== Information shown ==
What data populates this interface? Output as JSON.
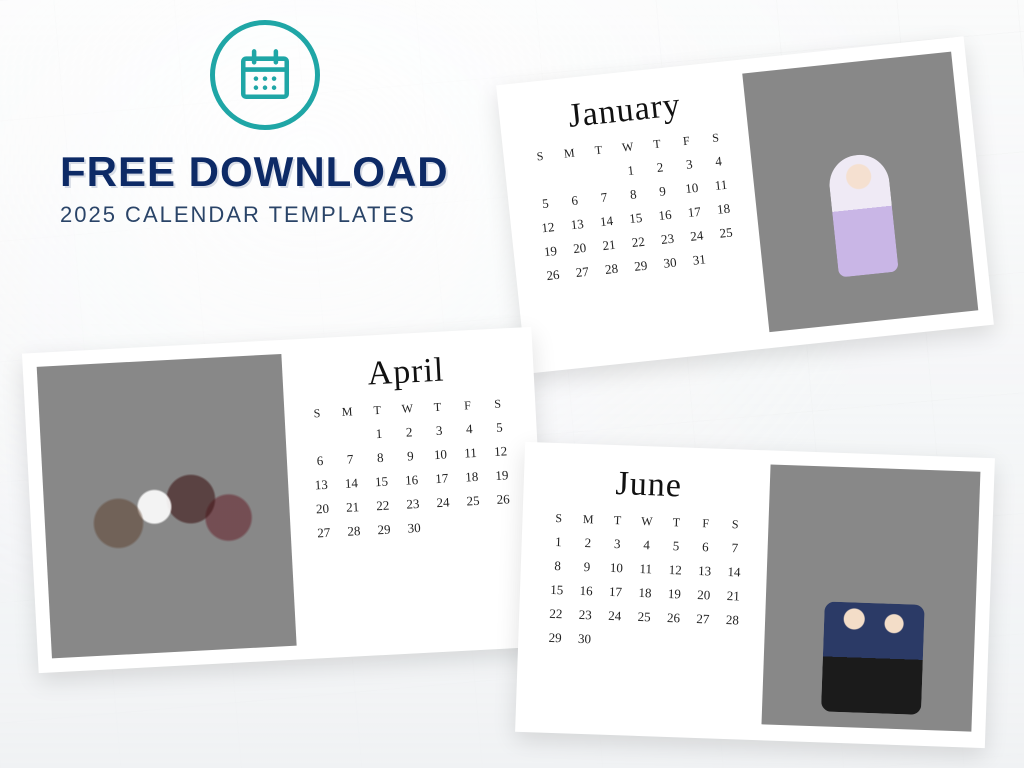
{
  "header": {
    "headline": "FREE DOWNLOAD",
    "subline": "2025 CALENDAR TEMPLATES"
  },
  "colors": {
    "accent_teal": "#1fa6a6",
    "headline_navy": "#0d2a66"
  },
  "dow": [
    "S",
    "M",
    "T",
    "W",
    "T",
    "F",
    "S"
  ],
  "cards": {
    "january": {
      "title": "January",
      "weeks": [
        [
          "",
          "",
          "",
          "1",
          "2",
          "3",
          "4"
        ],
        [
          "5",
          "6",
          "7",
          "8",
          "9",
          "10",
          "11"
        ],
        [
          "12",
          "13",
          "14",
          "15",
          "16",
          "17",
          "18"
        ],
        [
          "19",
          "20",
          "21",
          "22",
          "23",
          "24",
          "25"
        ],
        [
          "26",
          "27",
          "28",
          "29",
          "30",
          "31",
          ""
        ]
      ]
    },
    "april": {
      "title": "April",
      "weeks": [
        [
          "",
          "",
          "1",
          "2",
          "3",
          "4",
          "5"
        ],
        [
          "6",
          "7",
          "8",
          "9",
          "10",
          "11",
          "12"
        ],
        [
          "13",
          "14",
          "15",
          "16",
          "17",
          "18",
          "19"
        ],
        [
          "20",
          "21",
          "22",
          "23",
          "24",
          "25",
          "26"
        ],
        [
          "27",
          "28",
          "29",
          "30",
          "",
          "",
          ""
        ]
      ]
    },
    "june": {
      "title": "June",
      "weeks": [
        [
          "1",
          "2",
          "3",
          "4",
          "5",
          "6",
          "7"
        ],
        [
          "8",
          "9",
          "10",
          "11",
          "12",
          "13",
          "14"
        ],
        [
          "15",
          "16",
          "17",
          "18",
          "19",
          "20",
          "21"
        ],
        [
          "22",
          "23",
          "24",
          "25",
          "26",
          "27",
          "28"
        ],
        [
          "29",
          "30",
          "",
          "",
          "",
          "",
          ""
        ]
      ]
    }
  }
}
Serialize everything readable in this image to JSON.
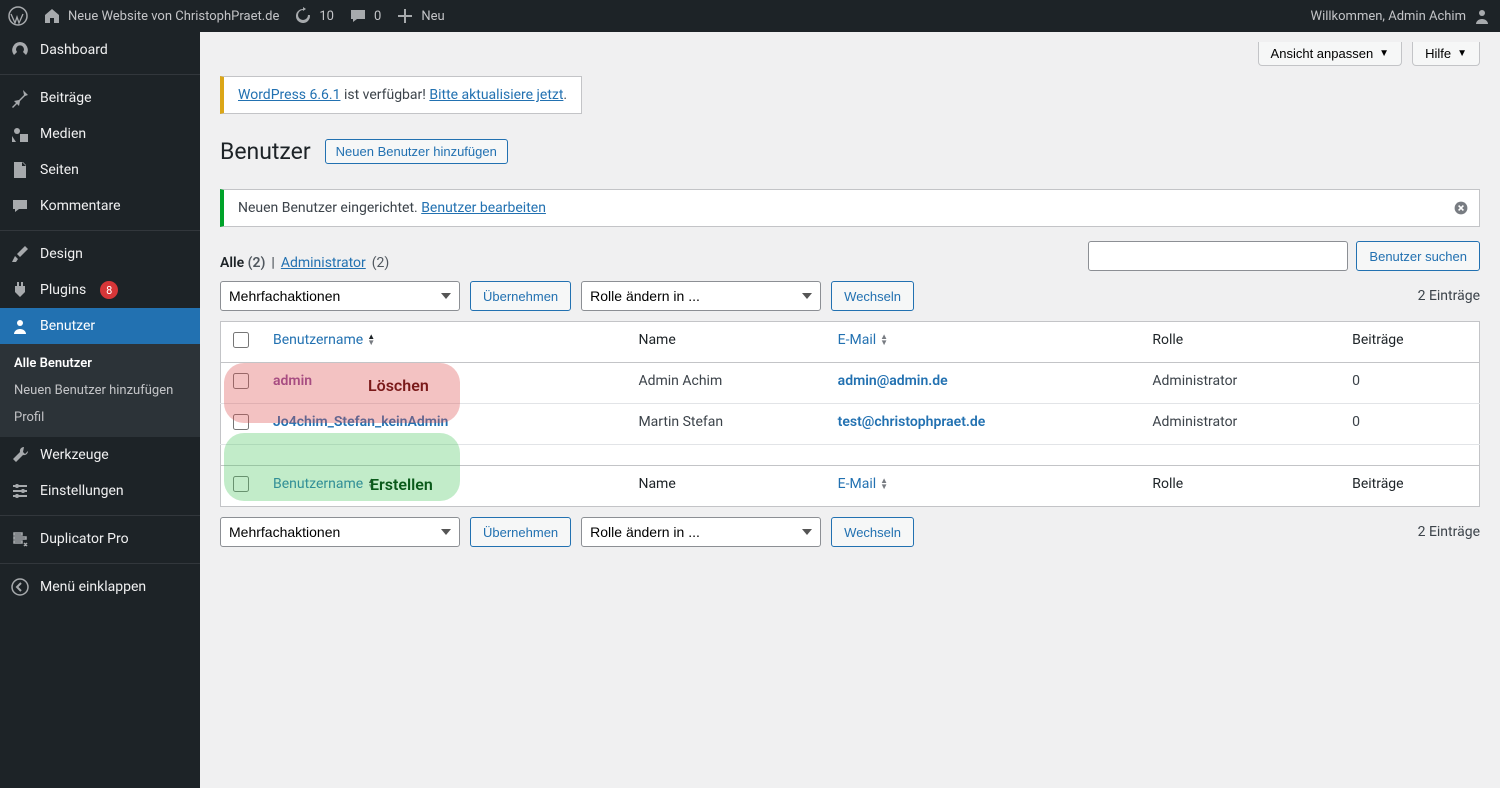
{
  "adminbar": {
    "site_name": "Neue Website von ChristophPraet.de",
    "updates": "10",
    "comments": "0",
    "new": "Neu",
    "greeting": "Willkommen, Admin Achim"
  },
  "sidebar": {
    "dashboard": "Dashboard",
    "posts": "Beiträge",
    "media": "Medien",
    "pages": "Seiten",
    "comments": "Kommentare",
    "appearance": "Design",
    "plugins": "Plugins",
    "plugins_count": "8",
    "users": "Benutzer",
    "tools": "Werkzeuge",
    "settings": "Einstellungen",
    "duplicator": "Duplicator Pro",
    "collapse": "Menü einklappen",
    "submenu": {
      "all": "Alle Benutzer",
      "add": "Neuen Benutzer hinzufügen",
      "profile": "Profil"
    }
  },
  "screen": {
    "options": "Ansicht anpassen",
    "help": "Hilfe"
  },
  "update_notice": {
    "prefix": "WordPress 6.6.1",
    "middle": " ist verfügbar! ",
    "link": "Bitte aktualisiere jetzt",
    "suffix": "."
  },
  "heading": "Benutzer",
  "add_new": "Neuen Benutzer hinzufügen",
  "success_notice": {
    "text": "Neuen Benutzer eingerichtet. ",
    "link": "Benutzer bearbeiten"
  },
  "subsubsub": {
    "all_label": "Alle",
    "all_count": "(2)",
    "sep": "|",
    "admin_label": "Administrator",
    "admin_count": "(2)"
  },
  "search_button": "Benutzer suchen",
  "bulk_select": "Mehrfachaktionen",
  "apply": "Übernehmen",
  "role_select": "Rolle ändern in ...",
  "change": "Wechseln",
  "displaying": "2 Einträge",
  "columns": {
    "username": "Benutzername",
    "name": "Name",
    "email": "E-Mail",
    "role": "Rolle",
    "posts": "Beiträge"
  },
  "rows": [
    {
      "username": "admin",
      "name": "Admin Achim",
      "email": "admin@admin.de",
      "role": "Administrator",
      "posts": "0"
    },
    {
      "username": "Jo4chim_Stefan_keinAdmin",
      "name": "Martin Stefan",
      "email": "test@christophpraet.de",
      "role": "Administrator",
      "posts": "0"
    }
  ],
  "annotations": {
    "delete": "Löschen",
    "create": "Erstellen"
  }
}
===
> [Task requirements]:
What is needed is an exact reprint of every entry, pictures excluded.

> [Solution to the exercise]:
What data populates this interface? Output as JSON.
{
  "header": {
    "headline": "FREE DOWNLOAD",
    "subline": "2025 CALENDAR TEMPLATES"
  },
  "colors": {
    "accent_teal": "#1fa6a6",
    "headline_navy": "#0d2a66"
  },
  "dow": [
    "S",
    "M",
    "T",
    "W",
    "T",
    "F",
    "S"
  ],
  "cards": {
    "january": {
      "title": "January",
      "weeks": [
        [
          "",
          "",
          "",
          "1",
          "2",
          "3",
          "4"
        ],
        [
          "5",
          "6",
          "7",
          "8",
          "9",
          "10",
          "11"
        ],
        [
          "12",
          "13",
          "14",
          "15",
          "16",
          "17",
          "18"
        ],
        [
          "19",
          "20",
          "21",
          "22",
          "23",
          "24",
          "25"
        ],
        [
          "26",
          "27",
          "28",
          "29",
          "30",
          "31",
          ""
        ]
      ]
    },
    "april": {
      "title": "April",
      "weeks": [
        [
          "",
          "",
          "1",
          "2",
          "3",
          "4",
          "5"
        ],
        [
          "6",
          "7",
          "8",
          "9",
          "10",
          "11",
          "12"
        ],
        [
          "13",
          "14",
          "15",
          "16",
          "17",
          "18",
          "19"
        ],
        [
          "20",
          "21",
          "22",
          "23",
          "24",
          "25",
          "26"
        ],
        [
          "27",
          "28",
          "29",
          "30",
          "",
          "",
          ""
        ]
      ]
    },
    "june": {
      "title": "June",
      "weeks": [
        [
          "1",
          "2",
          "3",
          "4",
          "5",
          "6",
          "7"
        ],
        [
          "8",
          "9",
          "10",
          "11",
          "12",
          "13",
          "14"
        ],
        [
          "15",
          "16",
          "17",
          "18",
          "19",
          "20",
          "21"
        ],
        [
          "22",
          "23",
          "24",
          "25",
          "26",
          "27",
          "28"
        ],
        [
          "29",
          "30",
          "",
          "",
          "",
          "",
          ""
        ]
      ]
    }
  }
}
Serialize everything readable in this image to JSON.
{
  "adminbar": {
    "site_name": "Neue Website von ChristophPraet.de",
    "updates": "10",
    "comments": "0",
    "new": "Neu",
    "greeting": "Willkommen, Admin Achim"
  },
  "sidebar": {
    "dashboard": "Dashboard",
    "posts": "Beiträge",
    "media": "Medien",
    "pages": "Seiten",
    "comments": "Kommentare",
    "appearance": "Design",
    "plugins": "Plugins",
    "plugins_count": "8",
    "users": "Benutzer",
    "tools": "Werkzeuge",
    "settings": "Einstellungen",
    "duplicator": "Duplicator Pro",
    "collapse": "Menü einklappen",
    "submenu": {
      "all": "Alle Benutzer",
      "add": "Neuen Benutzer hinzufügen",
      "profile": "Profil"
    }
  },
  "screen": {
    "options": "Ansicht anpassen",
    "help": "Hilfe"
  },
  "update_notice": {
    "prefix": "WordPress 6.6.1",
    "middle": " ist verfügbar! ",
    "link": "Bitte aktualisiere jetzt",
    "suffix": "."
  },
  "heading": "Benutzer",
  "add_new": "Neuen Benutzer hinzufügen",
  "success_notice": {
    "text": "Neuen Benutzer eingerichtet. ",
    "link": "Benutzer bearbeiten"
  },
  "subsubsub": {
    "all_label": "Alle",
    "all_count": "(2)",
    "sep": "|",
    "admin_label": "Administrator",
    "admin_count": "(2)"
  },
  "search_button": "Benutzer suchen",
  "bulk_select": "Mehrfachaktionen",
  "apply": "Übernehmen",
  "role_select": "Rolle ändern in ...",
  "change": "Wechseln",
  "displaying": "2 Einträge",
  "columns": {
    "username": "Benutzername",
    "name": "Name",
    "email": "E-Mail",
    "role": "Rolle",
    "posts": "Beiträge"
  },
  "rows": [
    {
      "username": "admin",
      "name": "Admin Achim",
      "email": "admin@admin.de",
      "role": "Administrator",
      "posts": "0"
    },
    {
      "username": "Jo4chim_Stefan_keinAdmin",
      "name": "Martin Stefan",
      "email": "test@christophpraet.de",
      "role": "Administrator",
      "posts": "0"
    }
  ],
  "annotations": {
    "delete": "Löschen",
    "create": "Erstellen"
  }
}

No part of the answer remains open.